The last two years have proven that while our region is resilient, we are still suffering from a workforce shortage. This is an area of concern that keeps many of us up at night. That said, building on an already strong foundation, I see so much opportunity for the Chamber to continue its role in advocating for policies and programs that will support the talent pipeline needs of our members and other regional stakeholders. The Chamber's efforts to preserve Virginia's right-to-work status is one of the key elements of our advocacy platform and legislative agenda, reinforced through our Policy Committee and PAC. Through our longstanding role in promoting Northern Virginia as an ideal place for businesses to establish and grow, we can use this period of ill-defined "normalcy" to double down on our efforts to promote a positively differentiated business climate in the region.
Tell us about Peraton's commitment to Veterans.
The best way for me to answer this is by reflecting on our core value of "honor those we serve." None of us at Peraton take this responsibility lightly given our role in supporting national security around the world. As we say, our armed forces have the courage to show up; they leave their families for something bigger than themselves. We owe them a debt of gratitude today and every day.
Peraton employs more than 3,000 veterans across the country and has a number of initiatives, including our VALOR employee resource group, to support them. I welcome you to learn more here: https://careers.peraton.com/military-veterans/
What local boards or nonprofits are you involved with and why?
I currently chair the Advisory Board of George Mason University's Honors College. This board is comprised of a fantastic group of business and civic executives committed to being a force multiplier for the mission of the College. We focus on highlighting to key stakeholders the work and impact the students and alumni of the Honors College have on our world and the asset that it, and the entirety of the University, is to our region.
I also serve as a member of the Virginia Chamber of Commerce board and look forward to partnering with Fred Thompson, Barry DuVal and the Virginia Chamber's board and staff on matters of regional importance to both organizations.
What is your life like "off the clock"? What sort of hobbies or passions do you have outside of work?
I am passionate about travel. Prior to the pandemic it was not uncommon for me to hop on a plane just to collect miles (aka "the mileage run"). It provided me with an opportunity to binge on all of the shows and personal emails that I missed during the work week.
And of course, the time with my kids is sacrosanct. Whether it’s kicking the soccer ball or building a LEGO set, I try to take advantage of spending as much time with them as possible (or that they're willing to put up with!).
What's one thing most people would be surprised to learn about you?
I spent five summers and winter breaks (high school and college) working in a funeral home in my hometown. This experience reinforced for me the value of family and friends and drew out a specific set of empathy and human interaction skills that I still use today.
Tell us about a favorite book you've read and why it resonated with you.

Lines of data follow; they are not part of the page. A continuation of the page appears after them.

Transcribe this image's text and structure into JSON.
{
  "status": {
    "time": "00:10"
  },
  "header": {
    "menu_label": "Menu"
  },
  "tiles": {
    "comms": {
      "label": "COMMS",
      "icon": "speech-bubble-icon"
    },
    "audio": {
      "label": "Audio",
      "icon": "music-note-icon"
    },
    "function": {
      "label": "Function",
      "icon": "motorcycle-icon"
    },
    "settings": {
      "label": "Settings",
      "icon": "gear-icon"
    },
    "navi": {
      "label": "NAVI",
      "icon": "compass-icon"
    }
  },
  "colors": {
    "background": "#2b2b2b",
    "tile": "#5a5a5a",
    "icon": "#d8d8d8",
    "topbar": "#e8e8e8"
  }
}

I am a huge Bill Bryson fan. His style of communication makes anything from him an easy read for me - he boils down the complexity of life, society, culture, and even the human body into something that is always insightful and humorous. While he hasn't written for a couple of years, "One Summer: America 1927" was the last book of his I read.